The largest exchange-traded fund tracking Russian stocks fell to the lowest since March after the biggest weekly outflow in two months as the International Monetary Fund said the country’s economic recovery will be muted as a decline in oil prices persists.
The Market Vectors Russia ETF dropped 3.5 percent to $16.38 in New York, deepening its three-day slump to 5.5 percent. Traders pulled $34.7 million from the fund last week, data compiled by Bloomberg show. Most of the country’s American depositary receipts also dropped Monday. Lender OAO Sberbank tumbled to a four-month low.
Investors, who had been returning to Russia after the world’s biggest stock slump in 2014, are pulling back as Brent plunged into a bear market and a selloff in the ruble wiped out most of its gains for this year.
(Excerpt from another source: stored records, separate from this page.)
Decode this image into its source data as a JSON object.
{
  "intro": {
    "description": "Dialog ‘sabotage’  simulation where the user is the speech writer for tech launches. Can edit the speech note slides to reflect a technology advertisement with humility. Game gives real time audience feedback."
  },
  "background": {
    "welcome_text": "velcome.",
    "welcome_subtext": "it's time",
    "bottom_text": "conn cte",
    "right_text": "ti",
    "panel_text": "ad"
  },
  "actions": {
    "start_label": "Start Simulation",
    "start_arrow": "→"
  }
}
Investment in the country will continue to deteriorate amid “low confidence and tight financial conditions,” the IMF said in a report Monday. The price of oil, which together with natural gas accounts for half the nation’s budget revenue, will probably remain well below its 2014 level, meaning weak prospects for recovery in the medium term, the IMF said.
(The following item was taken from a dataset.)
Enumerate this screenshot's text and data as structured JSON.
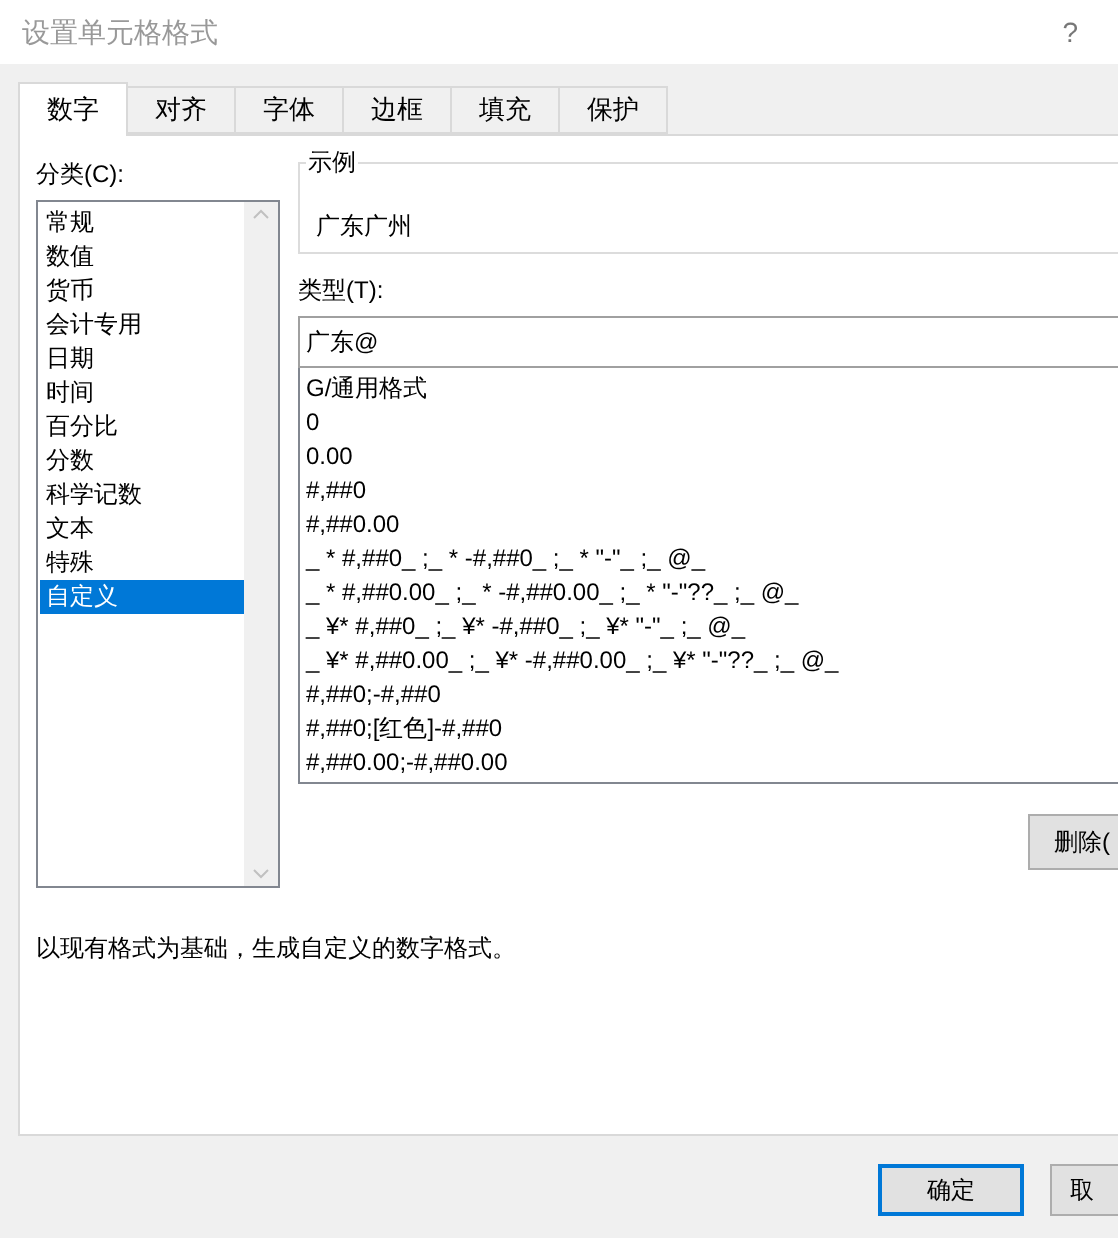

“As no new growth drivers are appearing and the old growth driver, oil, can be less and less counted on, investors have nothing to do but head for the exits,” Aleksei Belkin, the chief investment officer at Kapital Asset Management LLC, said by phone from Washington on Monday. “The rebound investors had hoped for and enjoyed earlier this year is fading away.”
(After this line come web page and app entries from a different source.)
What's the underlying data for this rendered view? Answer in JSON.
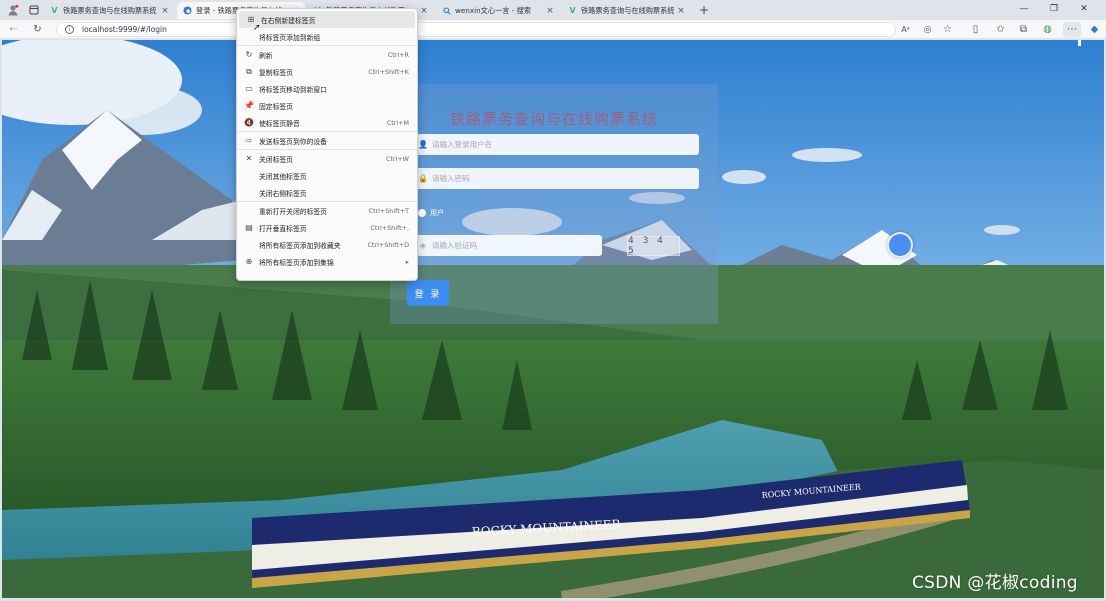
{
  "browser": {
    "tabs": [
      {
        "title": "铁路票务查询与在线购票系统",
        "favicon": "vue-icon",
        "active": false
      },
      {
        "title": "登录 - 铁路票务查询与在线购票系",
        "favicon": "edge-icon",
        "active": true
      },
      {
        "title": "铁路票务查询与在线购票系统",
        "favicon": "vue-icon",
        "active": false
      },
      {
        "title": "wenxin文心一言 - 搜索",
        "favicon": "search-icon",
        "active": false
      },
      {
        "title": "铁路票务查询与在线购票系统",
        "favicon": "vue-icon",
        "active": false
      }
    ],
    "new_tab_symbol": "+",
    "address": "localhost:9999/#/login"
  },
  "context_menu": {
    "items": [
      {
        "label": "在右侧新建标签页",
        "shortcut": "",
        "icon": "new-tab-icon",
        "highlighted": true
      },
      {
        "label": "将标签页添加到新组",
        "shortcut": "",
        "icon": "",
        "highlighted": false
      },
      {
        "separator": true
      },
      {
        "label": "刷新",
        "shortcut": "Ctrl+R",
        "icon": "refresh-icon"
      },
      {
        "label": "复制标签页",
        "shortcut": "Ctrl+Shift+K",
        "icon": "duplicate-icon"
      },
      {
        "label": "将标签页移动到新窗口",
        "shortcut": "",
        "icon": "move-window-icon"
      },
      {
        "label": "固定标签页",
        "shortcut": "",
        "icon": "pin-icon"
      },
      {
        "label": "使标签页静音",
        "shortcut": "Ctrl+M",
        "icon": "mute-icon"
      },
      {
        "separator": true
      },
      {
        "label": "发送标签页到你的设备",
        "shortcut": "",
        "icon": "send-device-icon"
      },
      {
        "separator": true
      },
      {
        "label": "关闭标签页",
        "shortcut": "Ctrl+W",
        "icon": "close-icon"
      },
      {
        "label": "关闭其他标签页",
        "shortcut": "",
        "icon": ""
      },
      {
        "label": "关闭右侧标签页",
        "shortcut": "",
        "icon": ""
      },
      {
        "separator": true
      },
      {
        "label": "重新打开关闭的标签页",
        "shortcut": "Ctrl+Shift+T",
        "icon": ""
      },
      {
        "label": "打开垂直标签页",
        "shortcut": "Ctrl+Shift+,",
        "icon": "vertical-tabs-icon"
      },
      {
        "label": "将所有标签页添加到收藏夹",
        "shortcut": "Ctrl+Shift+D",
        "icon": ""
      },
      {
        "label": "将所有标签页添加到集锦",
        "shortcut": "",
        "icon": "collections-icon",
        "submenu": true
      }
    ]
  },
  "login": {
    "title": "铁路票务查询与在线购票系统",
    "username_placeholder": "请输入登录用户名",
    "password_placeholder": "请输入密码",
    "role_label": "用户",
    "captcha_placeholder": "请输入验证码",
    "captcha_code": "4 3 4 5",
    "login_button": "登 录"
  },
  "watermark": "CSDN @花椒coding",
  "colors": {
    "login_button": "#3d8ef0",
    "title": "#d33a3a",
    "tab_strip": "#dfe3ea"
  }
}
Russia is beset by its first recession since 2009 after energy prices fell and sanctions linked to the Ukraine conflict curbed international financing. The nation’s slump deepened in the second quarter as gross domestic product contracted 4.4 percent from a year earlier after a 2.2 percent drop in the first three months of the year, according to the Economy Ministry. GDP will probably shrink 3.4 percent in 2015, the IMF said.
The ruble, which rallied the most in the world earlier this year, weakened 2.9 percent against the dollar Monday, the biggest drop among emerging-market currencies. Brent, the oil grade traders use to price Russia’s main export blend, fell below $50 a barrel for the first time since January. Russia needs “an ambitious and credible” fiscal program to counter lower oil prices, the IMF said in the report.
Sberbank declined 5.5 percent to $4.63. The Bloomberg Russia-US Equity Index dropped 3 percent to 50.55, narrowing its advance in 2015 to 2 percent. Futures on the dollar-denominated RTS Index expiring in September slipped 0.8 percent to 82,090 in U.S. hours.
Shares of Moscow-based United Co. Rusal were unchanged at 10:28 a.m. in Hong Kong on Tuesday.